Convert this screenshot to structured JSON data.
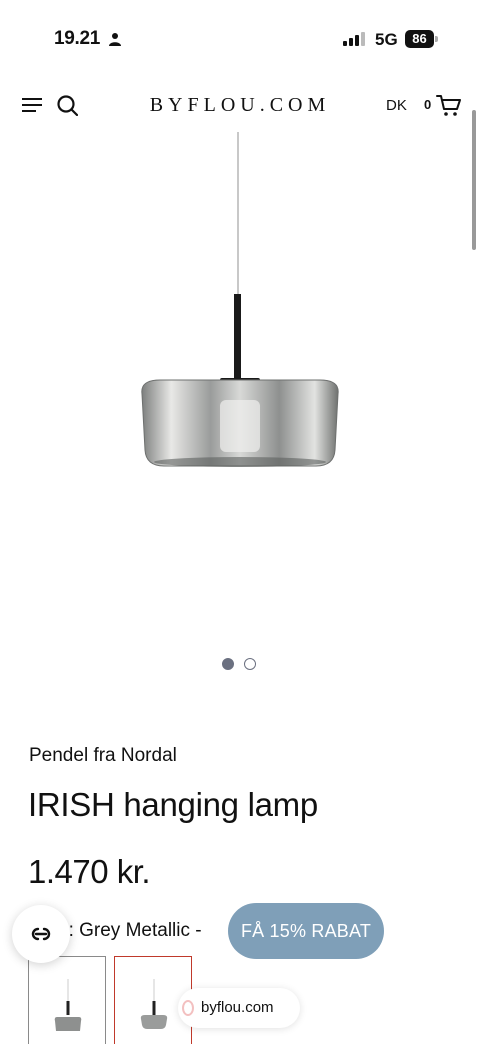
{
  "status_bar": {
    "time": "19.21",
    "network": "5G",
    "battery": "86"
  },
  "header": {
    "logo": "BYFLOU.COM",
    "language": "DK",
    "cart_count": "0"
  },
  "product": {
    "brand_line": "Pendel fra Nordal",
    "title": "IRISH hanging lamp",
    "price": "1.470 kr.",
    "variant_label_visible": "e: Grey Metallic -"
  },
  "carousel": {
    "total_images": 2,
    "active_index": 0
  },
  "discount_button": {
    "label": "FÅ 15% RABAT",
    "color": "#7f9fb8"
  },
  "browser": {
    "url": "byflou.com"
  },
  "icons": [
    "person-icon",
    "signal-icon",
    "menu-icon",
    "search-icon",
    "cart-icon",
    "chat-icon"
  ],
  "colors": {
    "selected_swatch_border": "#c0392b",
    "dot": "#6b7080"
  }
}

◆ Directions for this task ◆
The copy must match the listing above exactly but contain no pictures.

◆ Answer to this task ◆
Convert this screenshot to structured JSON data.
{
  "status_bar": {
    "time": "19.21",
    "network": "5G",
    "battery": "86"
  },
  "header": {
    "logo": "BYFLOU.COM",
    "language": "DK",
    "cart_count": "0"
  },
  "product": {
    "brand_line": "Pendel fra Nordal",
    "title": "IRISH hanging lamp",
    "price": "1.470 kr.",
    "variant_label_visible": "e: Grey Metallic -"
  },
  "carousel": {
    "total_images": 2,
    "active_index": 0
  },
  "discount_button": {
    "label": "FÅ 15% RABAT",
    "color": "#7f9fb8"
  },
  "browser": {
    "url": "byflou.com"
  },
  "icons": [
    "person-icon",
    "signal-icon",
    "menu-icon",
    "search-icon",
    "cart-icon",
    "chat-icon"
  ],
  "colors": {
    "selected_swatch_border": "#c0392b",
    "dot": "#6b7080"
  }
}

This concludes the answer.